Another major mystery is precisely what colours the victorious army carried on that blood soaked day, red and white, or blue and white. It’s probably a safe bet to say they had Blades, but there were plenty of Owls around Tinsley Wood at that time too, so that part of the mystery may never be resolved.

 

Mother Goose Murders

Posted November 29th, 2015 in books by admin

Now out on Kindle

A  famous  actor  is  accused  of  murdering  a  beautiful duchess. Days later he is found brutally murdered.

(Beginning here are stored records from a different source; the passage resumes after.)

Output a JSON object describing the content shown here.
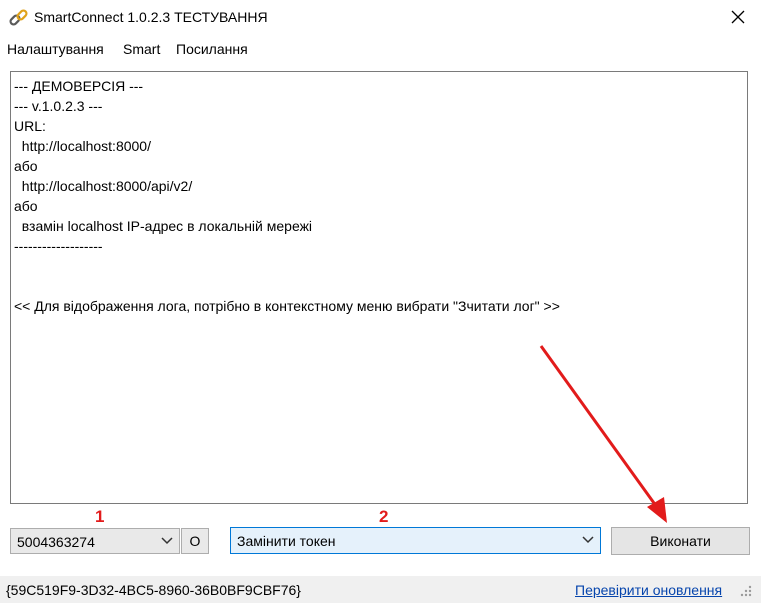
{
  "window": {
    "title": "SmartConnect 1.0.2.3 ТЕСТУВАННЯ",
    "icon": "link-icon"
  },
  "menu": [
    "Налаштування",
    "Smart",
    "Посилання"
  ],
  "log_lines": [
    "--- ДЕМОВЕРСІЯ ---",
    "--- v.1.0.2.3 ---",
    "URL:",
    "  http://localhost:8000/",
    "або",
    "  http://localhost:8000/api/v2/",
    "або",
    "  взамін localhost IP-адрес в локальній мережі",
    "-------------------",
    "",
    "",
    "<< Для відображення лога, потрібно в контекстному меню вибрати \"Зчитати лог\" >>"
  ],
  "controls": {
    "device_select": {
      "value": "5004363274"
    },
    "o_button": "O",
    "action_select": {
      "value": "Замінити токен"
    },
    "execute_button": "Виконати"
  },
  "annotations": {
    "marker1": "1",
    "marker2": "2",
    "color": "#e21b1b"
  },
  "status": {
    "guid": "{59C519F9-3D32-4BC5-8960-36B0BF9CBF76}",
    "update_link": "Перевірити оновлення"
  }
}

Billy Perks and his pals suspect his misidentification and set out  to  prove  it.  Another  killing  results  when  police ignore vital evidence.

This  funny, nostalgic  murder  mystery, for  adult  and teenage readers, is set in Sheffield in the early fifties.

Mother Goose Murders is the third in the Tuppenny Hat Detective  series .

Get it for Kindle now.

 

Spring Heeled Jack o’ Sheffield

Posted February 21st, 2014 in Poetry by briansellars

Spring Heeled Jack ‘o
 Sheffield
 
  Prowls Spring Heeled Jack on nights of black;
  The steel city’s leaping ghoul.
  In filth he scroams Satan’s foul domes,
  Hunting the unwary fool.
 
  One face time weather’d, spring heels unleather’d,
  He watches with baleful gaze.
  In dark his other, self-same not brother,
  Drags liars to his maze.
 
  Jack leaps o’er spires, sucks life from liars,
  Garners proud talking fools.
 From dungeons deep on them he’ll  leap,                                                                              Those keenest of Satan’s tools.
 
 From lost stone ways, or oak beamed his gaze,
 Sees all and waits to leap.
Proud liars beware the night’s dark air,
Spring Heeled Jack will never sleep.

spring heeled jack2

Carving of Jack on a beam end of Queens Head pub (circa 1495) Sheffield